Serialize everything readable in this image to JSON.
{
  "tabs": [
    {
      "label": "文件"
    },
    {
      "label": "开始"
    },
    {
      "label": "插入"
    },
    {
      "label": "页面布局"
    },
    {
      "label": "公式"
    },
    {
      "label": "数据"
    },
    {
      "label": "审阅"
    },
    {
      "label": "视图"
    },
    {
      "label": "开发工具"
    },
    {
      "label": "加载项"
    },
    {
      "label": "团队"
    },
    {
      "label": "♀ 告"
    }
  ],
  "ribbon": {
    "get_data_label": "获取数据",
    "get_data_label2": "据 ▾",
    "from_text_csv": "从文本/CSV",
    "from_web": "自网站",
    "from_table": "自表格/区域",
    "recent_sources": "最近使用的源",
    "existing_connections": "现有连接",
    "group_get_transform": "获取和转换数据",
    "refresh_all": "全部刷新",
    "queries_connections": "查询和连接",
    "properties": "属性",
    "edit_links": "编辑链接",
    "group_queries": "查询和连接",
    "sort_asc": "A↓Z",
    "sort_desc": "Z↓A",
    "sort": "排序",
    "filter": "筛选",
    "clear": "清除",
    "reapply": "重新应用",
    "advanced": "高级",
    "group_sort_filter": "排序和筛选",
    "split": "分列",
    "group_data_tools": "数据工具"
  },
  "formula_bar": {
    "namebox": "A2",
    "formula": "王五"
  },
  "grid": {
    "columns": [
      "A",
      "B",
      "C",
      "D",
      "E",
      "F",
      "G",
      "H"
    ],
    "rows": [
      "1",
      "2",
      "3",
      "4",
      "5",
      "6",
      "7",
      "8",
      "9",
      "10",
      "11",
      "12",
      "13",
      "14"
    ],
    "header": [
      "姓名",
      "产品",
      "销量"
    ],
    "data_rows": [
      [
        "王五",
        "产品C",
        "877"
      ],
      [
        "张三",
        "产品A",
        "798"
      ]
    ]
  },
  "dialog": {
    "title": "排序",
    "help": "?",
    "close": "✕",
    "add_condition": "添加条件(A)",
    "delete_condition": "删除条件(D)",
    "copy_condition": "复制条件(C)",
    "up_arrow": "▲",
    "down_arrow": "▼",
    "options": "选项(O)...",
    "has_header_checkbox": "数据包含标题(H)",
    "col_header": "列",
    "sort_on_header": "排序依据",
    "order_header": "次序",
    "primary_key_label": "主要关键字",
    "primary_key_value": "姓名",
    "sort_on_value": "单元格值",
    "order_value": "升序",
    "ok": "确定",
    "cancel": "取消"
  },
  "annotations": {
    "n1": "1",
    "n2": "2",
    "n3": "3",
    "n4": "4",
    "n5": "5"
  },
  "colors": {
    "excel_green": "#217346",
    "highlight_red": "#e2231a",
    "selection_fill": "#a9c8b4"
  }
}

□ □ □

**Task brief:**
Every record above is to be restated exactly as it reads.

**Reply to the exercise:**
Serialize everything readable in this image to JSON.
{
  "tabs": [
    {
      "label": "文件"
    },
    {
      "label": "开始"
    },
    {
      "label": "插入"
    },
    {
      "label": "页面布局"
    },
    {
      "label": "公式"
    },
    {
      "label": "数据"
    },
    {
      "label": "审阅"
    },
    {
      "label": "视图"
    },
    {
      "label": "开发工具"
    },
    {
      "label": "加载项"
    },
    {
      "label": "团队"
    },
    {
      "label": "♀ 告"
    }
  ],
  "ribbon": {
    "get_data_label": "获取数据",
    "get_data_label2": "据 ▾",
    "from_text_csv": "从文本/CSV",
    "from_web": "自网站",
    "from_table": "自表格/区域",
    "recent_sources": "最近使用的源",
    "existing_connections": "现有连接",
    "group_get_transform": "获取和转换数据",
    "refresh_all": "全部刷新",
    "queries_connections": "查询和连接",
    "properties": "属性",
    "edit_links": "编辑链接",
    "group_queries": "查询和连接",
    "sort_asc": "A↓Z",
    "sort_desc": "Z↓A",
    "sort": "排序",
    "filter": "筛选",
    "clear": "清除",
    "reapply": "重新应用",
    "advanced": "高级",
    "group_sort_filter": "排序和筛选",
    "split": "分列",
    "group_data_tools": "数据工具"
  },
  "formula_bar": {
    "namebox": "A2",
    "formula": "王五"
  },
  "grid": {
    "columns": [
      "A",
      "B",
      "C",
      "D",
      "E",
      "F",
      "G",
      "H"
    ],
    "rows": [
      "1",
      "2",
      "3",
      "4",
      "5",
      "6",
      "7",
      "8",
      "9",
      "10",
      "11",
      "12",
      "13",
      "14"
    ],
    "header": [
      "姓名",
      "产品",
      "销量"
    ],
    "data_rows": [
      [
        "王五",
        "产品C",
        "877"
      ],
      [
        "张三",
        "产品A",
        "798"
      ]
    ]
  },
  "dialog": {
    "title": "排序",
    "help": "?",
    "close": "✕",
    "add_condition": "添加条件(A)",
    "delete_condition": "删除条件(D)",
    "copy_condition": "复制条件(C)",
    "up_arrow": "▲",
    "down_arrow": "▼",
    "options": "选项(O)...",
    "has_header_checkbox": "数据包含标题(H)",
    "col_header": "列",
    "sort_on_header": "排序依据",
    "order_header": "次序",
    "primary_key_label": "主要关键字",
    "primary_key_value": "姓名",
    "sort_on_value": "单元格值",
    "order_value": "升序",
    "ok": "确定",
    "cancel": "取消"
  },
  "annotations": {
    "n1": "1",
    "n2": "2",
    "n3": "3",
    "n4": "4",
    "n5": "5"
  },
  "colors": {
    "excel_green": "#217346",
    "highlight_red": "#e2231a",
    "selection_fill": "#a9c8b4"
  }
}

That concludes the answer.